Lawmakers want to speed up the involuntary commitment process by requiring that hearings be held through video conferencing. But some who take part in these hearings worry the change could result in more mistakes during a process that decides a person's freedom.
People like police officers, family members or health care providers can file applications with a local official — usually a magistrate judge or mental hygiene commissioner — to have West Virginians involuntarily committed to psychiatric hospitals. Commissioners, local lawyers who are appointed part-time by judges, then hear from mental health professionals to determine whether someone should be committed.
But some people wait for hours in places like crowded emergency rooms or police stations for health care providers or mental hygiene commissioners to be available for hearings.
Del. Amy Summers, a Republican from Taylor County who chairs the House Health and Human Resources Committee, is sponsoring a bill that would allow state court officials to divide West Virginia up into multi-county regions and employ full-time mental hygiene commissioners.
Keith Hoover, deputy administrative director for the state Supreme Court, said in an interview that the goal is to have regional commissioners with specialized training who can make better decisions about when to commit someone.
"This is now their area of expertise," he said.
The bill would also allow hearings to be conducted over video conference unless the commissioner orders an in-person hearing. Lawmakers had asked Supreme Court officials to develop a proposal to speed up the involuntary commitment process. The bill is based on that proposal.
"It's really just to provide a consistent mental hygiene program around the whole state and to have access to mental hygiene commissioners 24 hours a day, seven days a week, 365," Summers said. She said that shortening the time period could get the person released or into treatment more quickly.
But some lawyers who've taken part in these hearings say speeding up the process could introduce more errors.
Evan Dove, a Fayette County mental hygiene commissioner, said he doesn't decide to commit people lightly. But in short virtual hearings, it's easier for the person to put on a facade.
He recalled a virtual hearing during the Covid-19 pandemic with a young woman who had no prior mental health history.
"She, through the virtual process, appeared to be absolutely fine," Dove said. "I let her go and she hung herself two hours later."
In Wood County, hearings are already held over video conference and public defenders represent those who may be committed.

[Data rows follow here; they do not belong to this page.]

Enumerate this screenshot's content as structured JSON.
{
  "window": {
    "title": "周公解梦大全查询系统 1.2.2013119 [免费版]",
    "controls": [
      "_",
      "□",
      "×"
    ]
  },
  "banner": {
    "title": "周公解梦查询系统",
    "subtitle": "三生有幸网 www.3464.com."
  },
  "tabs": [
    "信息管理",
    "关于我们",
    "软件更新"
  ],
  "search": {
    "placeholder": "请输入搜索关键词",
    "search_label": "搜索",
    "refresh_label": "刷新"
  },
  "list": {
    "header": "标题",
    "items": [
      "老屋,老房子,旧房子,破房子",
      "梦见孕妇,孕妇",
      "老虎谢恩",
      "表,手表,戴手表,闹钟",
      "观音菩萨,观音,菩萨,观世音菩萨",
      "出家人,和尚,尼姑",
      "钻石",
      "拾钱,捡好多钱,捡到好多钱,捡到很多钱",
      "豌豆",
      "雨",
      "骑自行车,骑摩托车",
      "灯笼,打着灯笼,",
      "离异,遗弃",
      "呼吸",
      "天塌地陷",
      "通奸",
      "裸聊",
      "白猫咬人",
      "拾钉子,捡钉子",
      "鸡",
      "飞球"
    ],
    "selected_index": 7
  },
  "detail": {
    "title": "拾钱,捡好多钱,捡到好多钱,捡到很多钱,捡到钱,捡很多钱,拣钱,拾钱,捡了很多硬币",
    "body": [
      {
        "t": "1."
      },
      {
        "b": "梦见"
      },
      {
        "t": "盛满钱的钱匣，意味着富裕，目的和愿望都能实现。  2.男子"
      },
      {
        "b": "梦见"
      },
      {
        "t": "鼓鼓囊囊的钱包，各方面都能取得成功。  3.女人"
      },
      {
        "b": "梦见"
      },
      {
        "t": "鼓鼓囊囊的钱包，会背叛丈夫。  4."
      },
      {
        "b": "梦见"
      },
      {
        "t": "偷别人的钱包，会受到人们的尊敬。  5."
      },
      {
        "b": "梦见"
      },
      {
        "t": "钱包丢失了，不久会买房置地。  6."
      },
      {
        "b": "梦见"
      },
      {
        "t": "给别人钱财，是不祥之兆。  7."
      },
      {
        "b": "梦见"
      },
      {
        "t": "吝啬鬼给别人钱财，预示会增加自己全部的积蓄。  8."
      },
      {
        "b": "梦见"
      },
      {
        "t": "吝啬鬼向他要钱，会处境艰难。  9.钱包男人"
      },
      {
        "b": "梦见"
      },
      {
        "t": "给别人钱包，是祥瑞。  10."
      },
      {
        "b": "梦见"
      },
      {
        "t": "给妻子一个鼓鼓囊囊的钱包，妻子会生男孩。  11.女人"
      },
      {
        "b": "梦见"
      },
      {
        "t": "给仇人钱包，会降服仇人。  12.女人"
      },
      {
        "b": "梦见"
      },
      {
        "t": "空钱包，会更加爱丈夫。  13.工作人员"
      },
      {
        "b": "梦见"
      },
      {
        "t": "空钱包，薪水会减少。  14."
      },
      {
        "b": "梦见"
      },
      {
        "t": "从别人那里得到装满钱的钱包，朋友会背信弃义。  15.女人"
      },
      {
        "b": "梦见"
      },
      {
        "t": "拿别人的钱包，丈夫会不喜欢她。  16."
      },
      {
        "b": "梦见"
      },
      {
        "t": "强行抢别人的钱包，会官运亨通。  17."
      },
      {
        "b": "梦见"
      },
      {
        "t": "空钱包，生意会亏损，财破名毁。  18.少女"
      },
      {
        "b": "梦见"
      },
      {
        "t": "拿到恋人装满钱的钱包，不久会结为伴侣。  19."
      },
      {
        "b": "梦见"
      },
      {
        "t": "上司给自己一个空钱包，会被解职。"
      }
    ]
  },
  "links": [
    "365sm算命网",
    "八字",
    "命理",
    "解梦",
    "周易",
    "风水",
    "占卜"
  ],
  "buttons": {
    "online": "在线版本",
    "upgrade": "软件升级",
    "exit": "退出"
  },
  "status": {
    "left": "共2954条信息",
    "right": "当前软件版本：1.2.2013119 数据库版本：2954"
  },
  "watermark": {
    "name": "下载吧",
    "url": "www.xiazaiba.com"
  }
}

Angela Doss, a public defender for Wood and Wirt counties, said that often, the client is already in a hospital and wearing a hospital gown, and that the around-the-clock nature of the proceedings means attorneys and commissioners may be half-asleep.
"I don't think they should be happening in the middle of the night. I don't think they should be happening via video, and I don't think they should be happening at the hospital," she said. "I think it should be a judicial proceeding like anything else."
She said she would also like to see hearings be more dignified and for lawyers and for those involved to have more time to gather evidence and witnesses.
"Their liberty is at stake," she said.
In 2022, lawmakers took away a tool that allowed mental health commissioners to hold someone at a hospital for up to 24 hours before a hearing. Dove said this was a setback; the tool allowed medical professionals to determine if the person was displaying symptoms of a physical condition, such as dementia, rather than a mental health problem.
With little discussion, the House Health and Human Resources Committee advanced the bill last month; it's pending in the Judiciary Committee.
This story was originally published by Mountain State Spotlight. Get stories like this delivered to your email inbox once a week; sign up for the free newsletter at mountainstatespotlight.org/newsletter